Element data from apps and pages
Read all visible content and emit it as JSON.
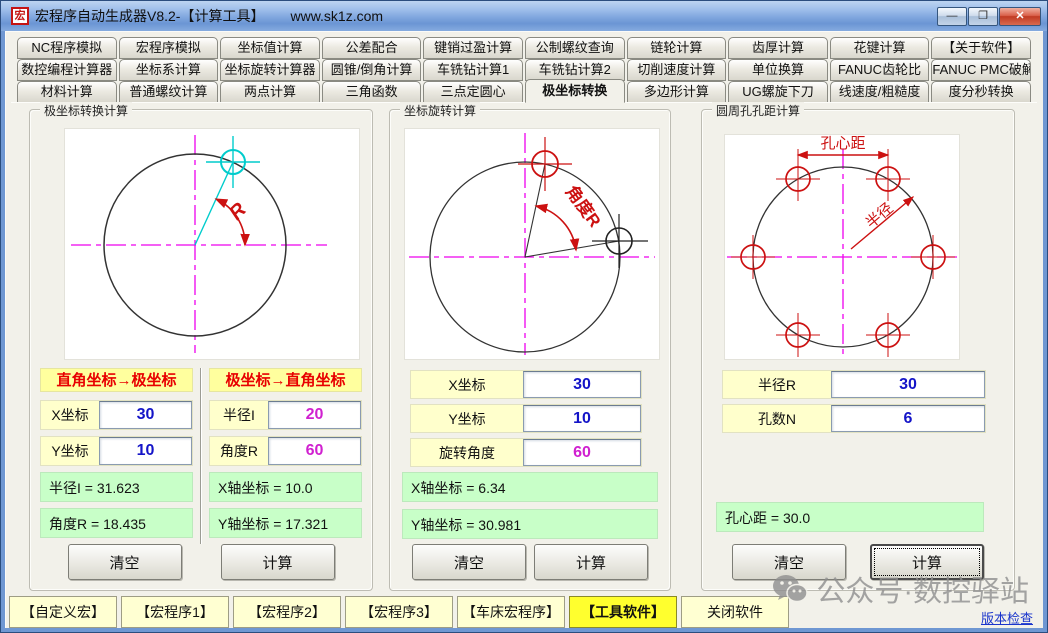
{
  "window": {
    "title": "宏程序自动生成器V8.2-【计算工具】",
    "url": "www.sk1z.com",
    "icon_label": "宏",
    "controls": {
      "minimize": "—",
      "maximize": "❐",
      "close": "✕"
    }
  },
  "tabs": {
    "row1": [
      "NC程序模拟",
      "宏程序模拟",
      "坐标值计算",
      "公差配合",
      "键销过盈计算",
      "公制螺纹查询",
      "链轮计算",
      "齿厚计算",
      "花键计算",
      "【关于软件】"
    ],
    "row2": [
      "数控编程计算器",
      "坐标系计算",
      "坐标旋转计算器",
      "圆锥/倒角计算",
      "车铣钻计算1",
      "车铣钻计算2",
      "切削速度计算",
      "单位换算",
      "FANUC齿轮比",
      "FANUC PMC破解"
    ],
    "row3": [
      "材料计算",
      "普通螺纹计算",
      "两点计算",
      "三角函数",
      "三点定圆心",
      "极坐标转换",
      "多边形计算",
      "UG螺旋下刀",
      "线速度/粗糙度",
      "度分秒转换"
    ],
    "selected": "极坐标转换"
  },
  "polar_panel": {
    "title": "极坐标转换计算",
    "diagram": {
      "r_label": "R"
    },
    "left_col": {
      "header": "直角坐标→极坐标",
      "inputs": [
        {
          "label": "X坐标",
          "value": "30"
        },
        {
          "label": "Y坐标",
          "value": "10"
        }
      ],
      "results": [
        "半径I = 31.623",
        "角度R = 18.435"
      ]
    },
    "right_col": {
      "header": "极坐标→直角坐标",
      "inputs": [
        {
          "label": "半径I",
          "value": "20"
        },
        {
          "label": "角度R",
          "value": "60"
        }
      ],
      "results": [
        "X轴坐标 = 10.0",
        "Y轴坐标 = 17.321"
      ]
    },
    "clear_button": "清空",
    "calc_button": "计算"
  },
  "rotate_panel": {
    "title": "坐标旋转计算",
    "diagram": {
      "angle_label": "角度R"
    },
    "inputs": [
      {
        "label": "X坐标",
        "value": "30"
      },
      {
        "label": "Y坐标",
        "value": "10"
      },
      {
        "label": "旋转角度",
        "value": "60"
      }
    ],
    "results": [
      "X轴坐标 = 6.34",
      "Y轴坐标 = 30.981"
    ],
    "clear_button": "清空",
    "calc_button": "计算"
  },
  "holes_panel": {
    "title": "圆周孔孔距计算",
    "diagram": {
      "pitch_label": "孔心距",
      "radius_label": "半径"
    },
    "inputs": [
      {
        "label": "半径R",
        "value": "30"
      },
      {
        "label": "孔数N",
        "value": "6"
      }
    ],
    "results": [
      "孔心距 = 30.0"
    ],
    "clear_button": "清空",
    "calc_button": "计算"
  },
  "bottom_bar": {
    "buttons": [
      "【自定义宏】",
      "【宏程序1】",
      "【宏程序2】",
      "【宏程序3】",
      "【车床宏程序】",
      "【工具软件】",
      "关闭软件"
    ],
    "active": "【工具软件】"
  },
  "footer": {
    "watermark": "公众号·数控驿站",
    "version_link": "版本检查"
  },
  "colors": {
    "value_blue": "#1414c8",
    "value_magenta": "#d020d0",
    "result_green_bg": "#c8ffc8",
    "label_yellow_bg": "#ffffcc",
    "header_yellow_bg": "#ffff9e",
    "header_red_text": "#e80000",
    "active_bottom_yellow": "#ffff2e",
    "bottom_btn_yellow": "#ffffd2",
    "diagram_magenta": "#ee00ee",
    "diagram_red": "#cc1111",
    "diagram_cyan": "#00cccc",
    "link_blue": "#1a35cc"
  }
}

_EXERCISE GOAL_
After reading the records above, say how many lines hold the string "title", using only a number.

_ANSWER SECTION_
4